*** Opening Record extracts ***
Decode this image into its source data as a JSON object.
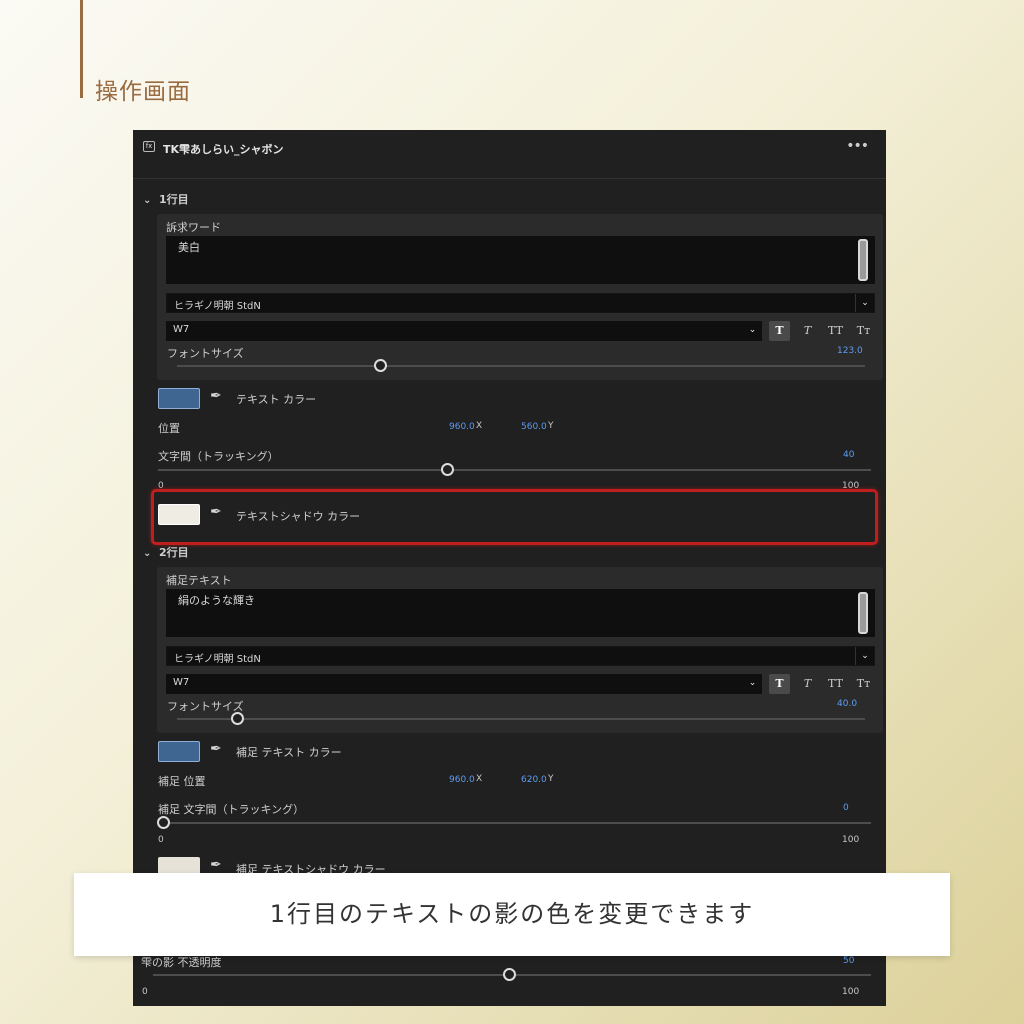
{
  "page_heading": "操作画面",
  "panel": {
    "title": "TK雫あしらい_シャボン",
    "more": "•••"
  },
  "section1": {
    "header": "1行目",
    "appeal_label": "訴求ワード",
    "appeal_text": "美白",
    "font_family": "ヒラギノ明朝 StdN",
    "font_weight": "W7",
    "style_buttons": [
      "T",
      "T",
      "TT",
      "Tт"
    ],
    "font_size_label": "フォントサイズ",
    "font_size_value": "123.0",
    "text_color_label": "テキスト カラー",
    "text_color": "#3f6690",
    "position_label": "位置",
    "position_x": "960.0",
    "position_y": "560.0",
    "x_unit": "X",
    "y_unit": "Y",
    "tracking_label": "文字間（トラッキング）",
    "tracking_value": "40",
    "tracking_min": "0",
    "tracking_max": "100",
    "shadow_color_label": "テキストシャドウ カラー",
    "shadow_color": "#efece3"
  },
  "section2": {
    "header": "2行目",
    "sub_label": "補足テキスト",
    "sub_text": "絹のような輝き",
    "font_family": "ヒラギノ明朝 StdN",
    "font_weight": "W7",
    "style_buttons": [
      "T",
      "T",
      "TT",
      "Tт"
    ],
    "font_size_label": "フォントサイズ",
    "font_size_value": "40.0",
    "text_color_label": "補足 テキスト カラー",
    "text_color": "#3f6690",
    "position_label": "補足 位置",
    "position_x": "960.0",
    "position_y": "620.0",
    "x_unit": "X",
    "y_unit": "Y",
    "tracking_label": "補足 文字間（トラッキング）",
    "tracking_value": "0",
    "tracking_min": "0",
    "tracking_max": "100",
    "shadow_color_label": "補足 テキストシャドウ カラー",
    "shadow_color": "#e6e2d8"
  },
  "drop": {
    "opacity_label": "雫の影 不透明度",
    "opacity_value": "50",
    "min": "0",
    "max": "100"
  },
  "caption": "1行目のテキストの影の色を変更できます",
  "highlight_color": "#c01e1e"
}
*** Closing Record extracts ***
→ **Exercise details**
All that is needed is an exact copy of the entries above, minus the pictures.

→ **Solution to the exercise**
Decode this image into its source data as a JSON object.
{
  "page_heading": "操作画面",
  "panel": {
    "title": "TK雫あしらい_シャボン",
    "more": "•••"
  },
  "section1": {
    "header": "1行目",
    "appeal_label": "訴求ワード",
    "appeal_text": "美白",
    "font_family": "ヒラギノ明朝 StdN",
    "font_weight": "W7",
    "style_buttons": [
      "T",
      "T",
      "TT",
      "Tт"
    ],
    "font_size_label": "フォントサイズ",
    "font_size_value": "123.0",
    "text_color_label": "テキスト カラー",
    "text_color": "#3f6690",
    "position_label": "位置",
    "position_x": "960.0",
    "position_y": "560.0",
    "x_unit": "X",
    "y_unit": "Y",
    "tracking_label": "文字間（トラッキング）",
    "tracking_value": "40",
    "tracking_min": "0",
    "tracking_max": "100",
    "shadow_color_label": "テキストシャドウ カラー",
    "shadow_color": "#efece3"
  },
  "section2": {
    "header": "2行目",
    "sub_label": "補足テキスト",
    "sub_text": "絹のような輝き",
    "font_family": "ヒラギノ明朝 StdN",
    "font_weight": "W7",
    "style_buttons": [
      "T",
      "T",
      "TT",
      "Tт"
    ],
    "font_size_label": "フォントサイズ",
    "font_size_value": "40.0",
    "text_color_label": "補足 テキスト カラー",
    "text_color": "#3f6690",
    "position_label": "補足 位置",
    "position_x": "960.0",
    "position_y": "620.0",
    "x_unit": "X",
    "y_unit": "Y",
    "tracking_label": "補足 文字間（トラッキング）",
    "tracking_value": "0",
    "tracking_min": "0",
    "tracking_max": "100",
    "shadow_color_label": "補足 テキストシャドウ カラー",
    "shadow_color": "#e6e2d8"
  },
  "drop": {
    "opacity_label": "雫の影 不透明度",
    "opacity_value": "50",
    "min": "0",
    "max": "100"
  },
  "caption": "1行目のテキストの影の色を変更できます",
  "highlight_color": "#c01e1e"
}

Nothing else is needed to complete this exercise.